Very early in the days of Distil, my partner Steve and I hooked up with this lawyer / advisor. We’ll call him Bill (not just a pseudonym. I’ve honestly forgotten his name) Steve had worked with Bill before when Steve was getting his consulting business off the ground. We would meet Bill at the pub or hockey rink and bounce ideas off of him. He helped us with the incorporation papers and similar routine filings.
As the plans around Distil started to firm up, it became clear Bill wanted to be more than an advisor. He wanted to be part of the company. Steve and I kicked the idea around a bit. It wasn’t obvious where he would fit in. He didn’t have deep connections with our target customers. He wasn’t technical. We didn’t need a lawyer in staff. So we tried him out for the junk drawer job in the startup — CEO.
So he started moving some stuff into our office, including the aforementioned faux-leather chair He made some introductions to local business men that might want to be early investors. But That was the extent of his involvement, just getting the meeting he felt was enough. No follow through after the meeting and definitely no ability to close. Steve and I realized he wouldn’t be a good fit and told him so.
He was understandably upset but behaved professionally. We asked if he would like to pick up his things, including the chair. He said, we could keep the chair. A few days later he sent a respectful email saying he was disappointed but moving on from this incident “without prejudice”. These words would come back to haunt us shortly.
Flash forward a year. We are closing our seed round of $750K. Everyone is excited, things are moving forward, it is a dream come true. During due diligence our lawyer discovered the email from Bill and asked us about it. Not to worry, he never worked for us, he never signed any papers, we were just trialling it to see how it would work out, water under the bridge.
Only our investor’s lawyer didn’t think so. Those words “without prejudice” are lawyer speak for “I’m not going to do anything now, but I retain my right to sue you at any time in the future for any amount”. They wouldn’t do the deal unless we got Bill to sign off any claims against us.
We were scared. If Bill were to find out that his signature stood in the way of us closing $750K, what would he ask for? Steve volunteered to to go talk to Bill.
Later that day Steve called. “Bill will sign the papers if we pay him $5000”. I was looking at that damn faux-leather chair. “We have no choice.
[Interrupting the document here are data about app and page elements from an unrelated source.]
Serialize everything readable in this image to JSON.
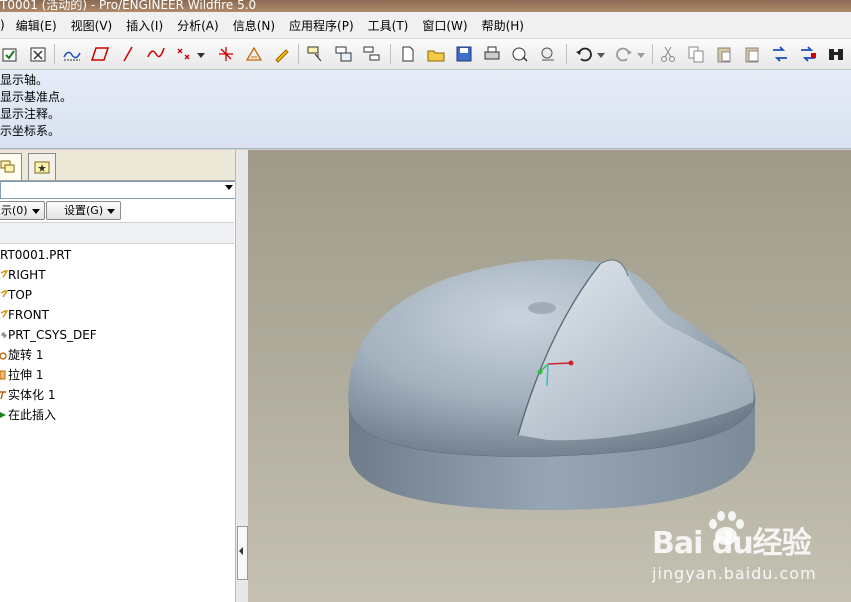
{
  "window": {
    "title": "T0001 (活动的) - Pro/ENGINEER Wildfire 5.0"
  },
  "menubar": {
    "items": [
      {
        "label": ")"
      },
      {
        "label": "编辑(E)"
      },
      {
        "label": "视图(V)"
      },
      {
        "label": "插入(I)"
      },
      {
        "label": "分析(A)"
      },
      {
        "label": "信息(N)"
      },
      {
        "label": "应用程序(P)"
      },
      {
        "label": "工具(T)"
      },
      {
        "label": "窗口(W)"
      },
      {
        "label": "帮助(H)"
      }
    ]
  },
  "toolbar": {
    "icons": [
      "regenerate-check-icon",
      "close-window-icon",
      "datum-plane-icon",
      "datum-plane-display-icon",
      "datum-axis-icon",
      "sketch-curve-icon",
      "datum-point-icon",
      "csys-icon",
      "analysis-icon",
      "annotation-icon",
      "select-filter-icon",
      "find-icon",
      "model-tree-icon",
      "new-file-icon",
      "open-file-icon",
      "save-icon",
      "print-icon",
      "send-email-icon",
      "email-attach-icon",
      "undo-icon",
      "redo-icon",
      "cut-icon",
      "copy-icon",
      "paste-icon",
      "paste-special-icon",
      "regenerate-icon",
      "regenerate-manager-icon",
      "find-binoculars-icon"
    ]
  },
  "messages": {
    "lines": [
      "显示轴。",
      "显示基准点。",
      "显示注释。",
      "示坐标系。"
    ]
  },
  "left_panel": {
    "tabs": [
      {
        "name": "model-tree-tab",
        "icon": "layers-icon"
      },
      {
        "name": "favorites-tab",
        "icon": "star-folder-icon"
      }
    ],
    "dropdown_value": "",
    "show_button": "示(0)",
    "settings_button": "设置(G)",
    "tree": {
      "root": "RT0001.PRT",
      "items": [
        {
          "label": "RIGHT",
          "icon": "datum-plane-icon",
          "color": "#d49000"
        },
        {
          "label": "TOP",
          "icon": "datum-plane-icon",
          "color": "#d49000"
        },
        {
          "label": "FRONT",
          "icon": "datum-plane-icon",
          "color": "#d49000"
        },
        {
          "label": "PRT_CSYS_DEF",
          "icon": "csys-icon",
          "color": "#888888"
        },
        {
          "label": "旋转 1",
          "icon": "revolve-icon",
          "color": "#c06000"
        },
        {
          "label": "拉伸 1",
          "icon": "extrude-icon",
          "color": "#c06000"
        },
        {
          "label": "实体化 1",
          "icon": "solidify-icon",
          "color": "#c06000"
        },
        {
          "label": "在此插入",
          "icon": "insert-here-arrow-icon",
          "color": "#208020"
        }
      ]
    }
  },
  "viewport": {
    "model": "part-3d-model",
    "watermark": {
      "logo": "Bai du经验",
      "url": "jingyan.baidu.com"
    }
  },
  "colors": {
    "model_face": "#8fa0b2",
    "viewport_bg_top": "#9f9b8b",
    "viewport_bg_bottom": "#c4c1b3",
    "message_bg": "#e0e7f4"
  }
}
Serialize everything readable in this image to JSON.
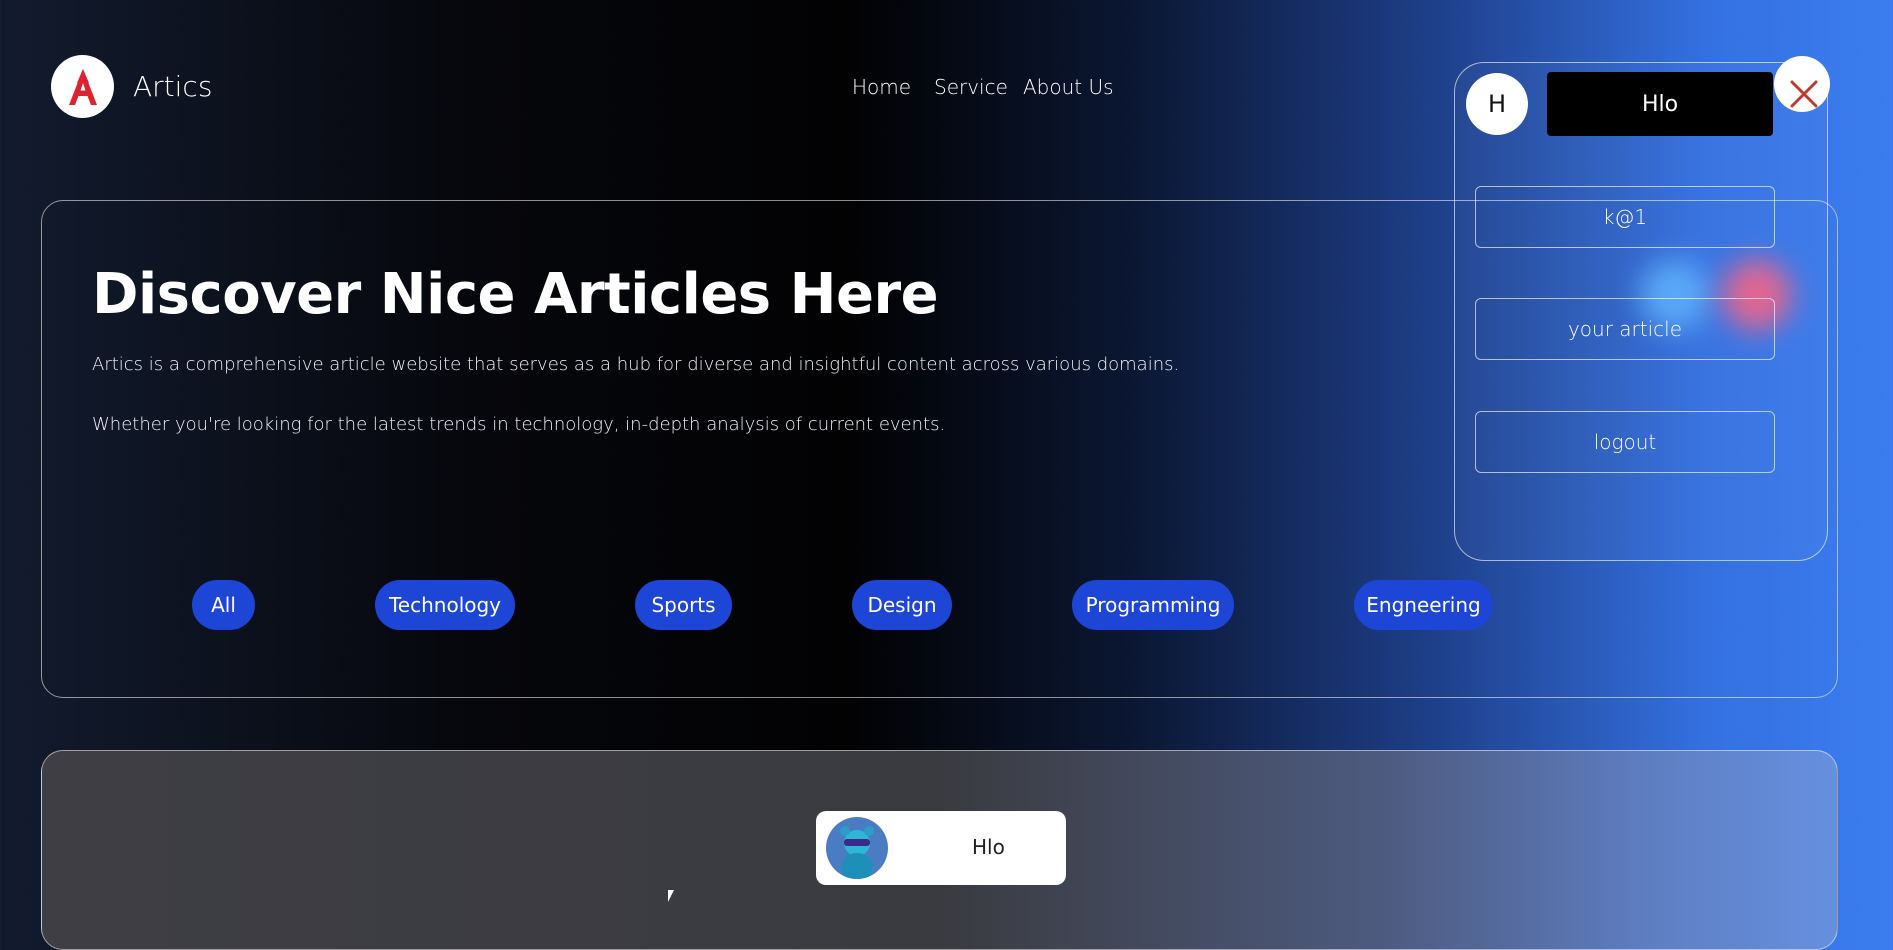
{
  "header": {
    "brand": "Artics",
    "logo_icon": "angular-a-logo",
    "nav": [
      "Home",
      "Service",
      "About Us"
    ]
  },
  "hero": {
    "title": "Discover Nice Articles Here",
    "p1": "Artics is a comprehensive article website that serves as a hub for diverse and insightful content across various domains.",
    "p2": "Whether you're looking for the latest trends in technology, in-depth analysis of current events.",
    "categories": [
      "All",
      "Technology",
      "Sports",
      "Design",
      "Programming",
      "Engneering"
    ]
  },
  "profile_panel": {
    "avatar_letter": "H",
    "username": "Hlo",
    "items": [
      "k@1",
      "your article",
      "logout"
    ],
    "close_icon": "close-icon",
    "close_color": "#c0392b"
  },
  "card": {
    "name": "Hlo",
    "avatar_icon": "dog-avatar"
  },
  "colors": {
    "accent": "#1d45d6",
    "logo_red": "#dd2230"
  }
}
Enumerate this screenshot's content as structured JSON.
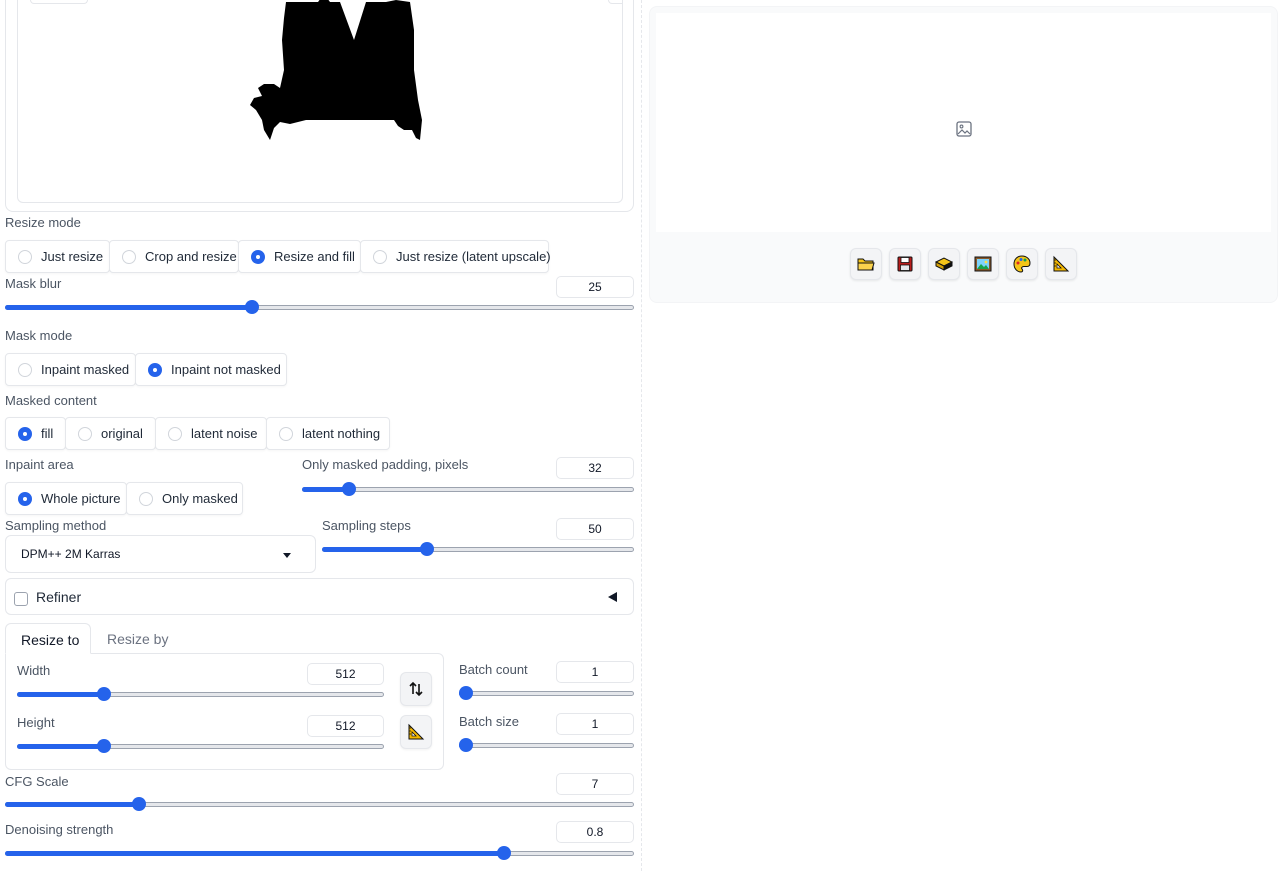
{
  "resize_mode": {
    "label": "Resize mode",
    "options": [
      "Just resize",
      "Crop and resize",
      "Resize and fill",
      "Just resize (latent upscale)"
    ],
    "selected": "Resize and fill"
  },
  "mask_blur": {
    "label": "Mask blur",
    "value": "25",
    "min": 0,
    "max": 64
  },
  "mask_mode": {
    "label": "Mask mode",
    "options": [
      "Inpaint masked",
      "Inpaint not masked"
    ],
    "selected": "Inpaint not masked"
  },
  "masked_content": {
    "label": "Masked content",
    "options": [
      "fill",
      "original",
      "latent noise",
      "latent nothing"
    ],
    "selected": "fill"
  },
  "inpaint_area": {
    "label": "Inpaint area",
    "options": [
      "Whole picture",
      "Only masked"
    ],
    "selected": "Whole picture"
  },
  "only_masked_padding": {
    "label": "Only masked padding, pixels",
    "value": "32",
    "min": 0,
    "max": 256
  },
  "sampling_method": {
    "label": "Sampling method",
    "value": "DPM++ 2M Karras"
  },
  "sampling_steps": {
    "label": "Sampling steps",
    "value": "50",
    "min": 1,
    "max": 150
  },
  "refiner": {
    "label": "Refiner",
    "checked": false
  },
  "resize_tabs": {
    "active": "Resize to",
    "inactive": "Resize by"
  },
  "width": {
    "label": "Width",
    "value": "512",
    "min": 64,
    "max": 2048
  },
  "height": {
    "label": "Height",
    "value": "512",
    "min": 64,
    "max": 2048
  },
  "batch_count": {
    "label": "Batch count",
    "value": "1",
    "min": 1,
    "max": 100
  },
  "batch_size": {
    "label": "Batch size",
    "value": "1",
    "min": 1,
    "max": 8
  },
  "cfg_scale": {
    "label": "CFG Scale",
    "value": "7",
    "min": 1,
    "max": 30
  },
  "denoising_strength": {
    "label": "Denoising strength",
    "value": "0.8",
    "min": 0,
    "max": 1
  },
  "output_toolbar": [
    "folder-icon",
    "save-icon",
    "zip-icon",
    "send-to-img2img-icon",
    "send-to-inpaint-icon",
    "send-to-extras-icon"
  ],
  "colors": {
    "accent": "#2563eb",
    "border": "#e5e7eb"
  }
}
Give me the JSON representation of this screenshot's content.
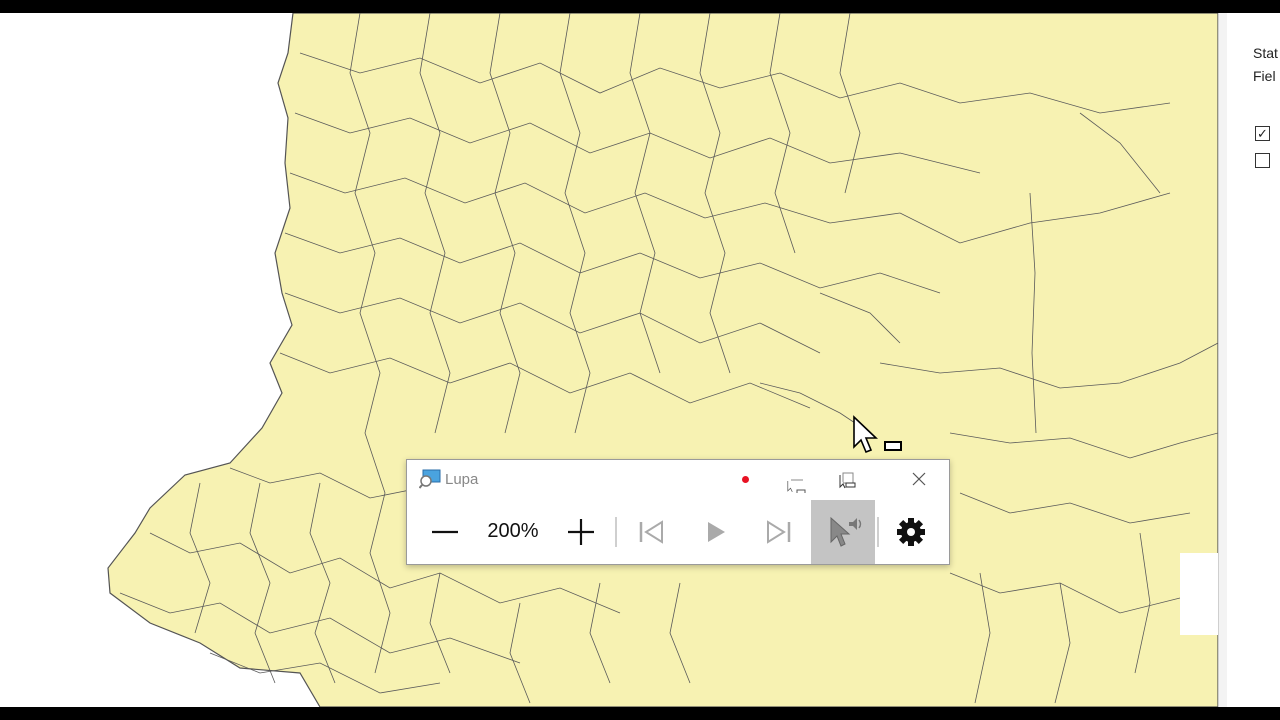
{
  "magnifier": {
    "title": "Lupa",
    "zoom_level": "200%"
  },
  "side_panel": {
    "label_1": "Stat",
    "label_2": "Fiel",
    "checkbox_1": {
      "checked": true,
      "mark": "✓"
    },
    "checkbox_2": {
      "checked": false
    }
  },
  "colors": {
    "map_fill": "#f7f2b2",
    "map_border": "#545454",
    "recording_dot": "#e81123",
    "selected_button_bg": "#c4c4c4"
  }
}
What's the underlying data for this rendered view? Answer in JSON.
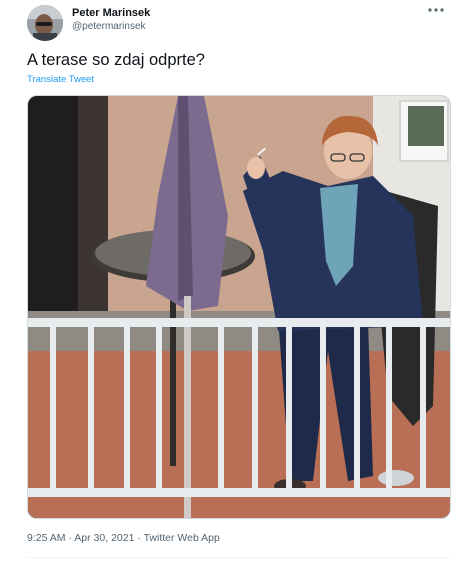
{
  "author": {
    "display_name": "Peter Marinsek",
    "handle": "@petermarinsek"
  },
  "tweet": {
    "text": "A terase so zdaj odprte?",
    "translate_label": "Translate Tweet"
  },
  "meta": {
    "time": "9:25 AM",
    "separator1": " · ",
    "date": "Apr 30, 2021",
    "separator2": " · ",
    "client": "Twitter Web App"
  },
  "icons": {
    "more": "more-horizontal-icon"
  }
}
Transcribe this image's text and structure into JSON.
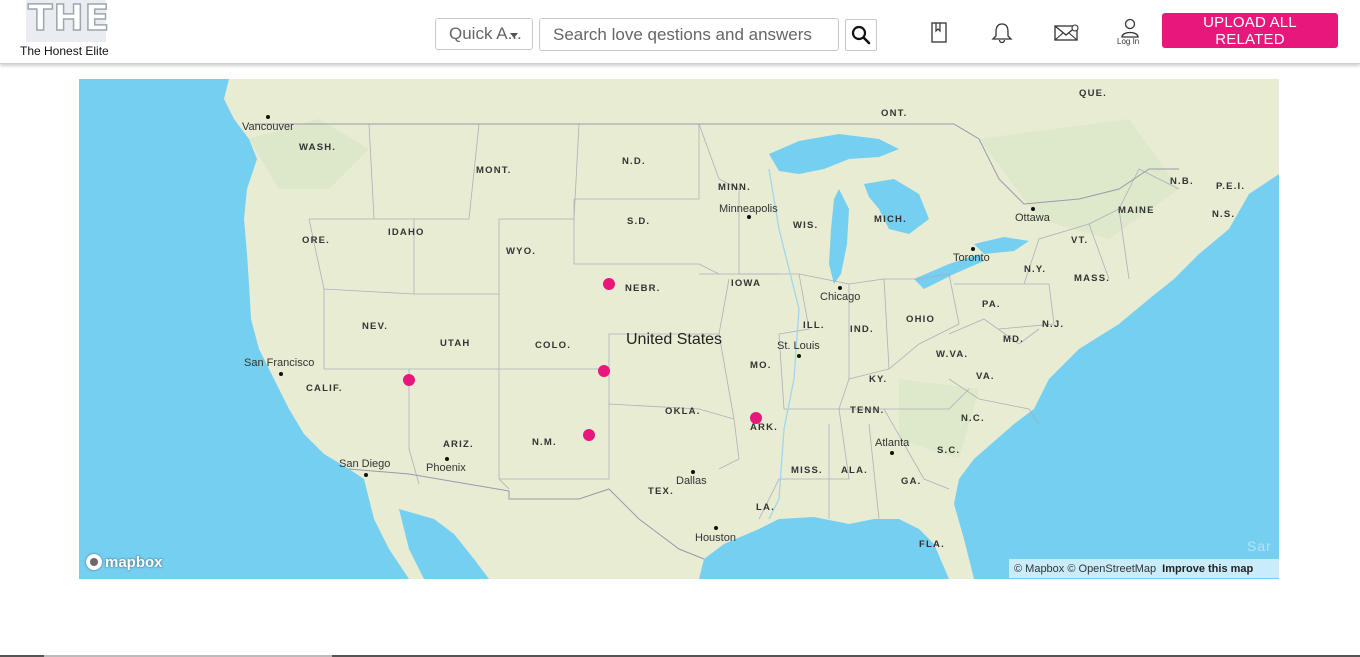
{
  "header": {
    "logo_mark": "THE",
    "logo_text": "The Honest Elite",
    "quick_select": "Quick A...",
    "search_placeholder": "Search love qestions and answers",
    "login_label": "Log In",
    "upload_label": "UPLOAD ALL RELATED"
  },
  "map": {
    "country_label": "United States",
    "states": [
      {
        "name": "WASH."
      },
      {
        "name": "ORE."
      },
      {
        "name": "IDAHO"
      },
      {
        "name": "MONT."
      },
      {
        "name": "WYO."
      },
      {
        "name": "N.D."
      },
      {
        "name": "S.D."
      },
      {
        "name": "NEBR."
      },
      {
        "name": "NEV."
      },
      {
        "name": "UTAH"
      },
      {
        "name": "COLO."
      },
      {
        "name": "CALIF."
      },
      {
        "name": "ARIZ."
      },
      {
        "name": "N.M."
      },
      {
        "name": "TEX."
      },
      {
        "name": "OKLA."
      },
      {
        "name": "MINN."
      },
      {
        "name": "IOWA"
      },
      {
        "name": "MO."
      },
      {
        "name": "ARK."
      },
      {
        "name": "LA."
      },
      {
        "name": "WIS."
      },
      {
        "name": "ILL."
      },
      {
        "name": "MICH."
      },
      {
        "name": "IND."
      },
      {
        "name": "OHIO"
      },
      {
        "name": "KY."
      },
      {
        "name": "TENN."
      },
      {
        "name": "MISS."
      },
      {
        "name": "ALA."
      },
      {
        "name": "GA."
      },
      {
        "name": "FLA."
      },
      {
        "name": "S.C."
      },
      {
        "name": "N.C."
      },
      {
        "name": "VA."
      },
      {
        "name": "W.VA."
      },
      {
        "name": "PA."
      },
      {
        "name": "N.Y."
      },
      {
        "name": "MD."
      },
      {
        "name": "N.J."
      },
      {
        "name": "MASS."
      },
      {
        "name": "VT."
      },
      {
        "name": "MAINE"
      },
      {
        "name": "N.B."
      },
      {
        "name": "P.E.I."
      },
      {
        "name": "N.S."
      },
      {
        "name": "ONT."
      },
      {
        "name": "QUE."
      }
    ],
    "cities": [
      {
        "name": "Vancouver"
      },
      {
        "name": "San Francisco"
      },
      {
        "name": "San Diego"
      },
      {
        "name": "Phoenix"
      },
      {
        "name": "Dallas"
      },
      {
        "name": "Houston"
      },
      {
        "name": "Minneapolis"
      },
      {
        "name": "Chicago"
      },
      {
        "name": "St. Louis"
      },
      {
        "name": "Atlanta"
      },
      {
        "name": "Toronto"
      },
      {
        "name": "Ottawa"
      }
    ],
    "sea_label": "Sar",
    "markers_count": 5,
    "mapbox_logo": "mapbox",
    "attribution": "© Mapbox © OpenStreetMap",
    "improve_link": "Improve this map"
  }
}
Do the deal” I said (or something like that). Damn. That chair just cost us five grand I remember thinking.
I kept that chair for the life of Distil. It reminded me that the littlest things can cost you big.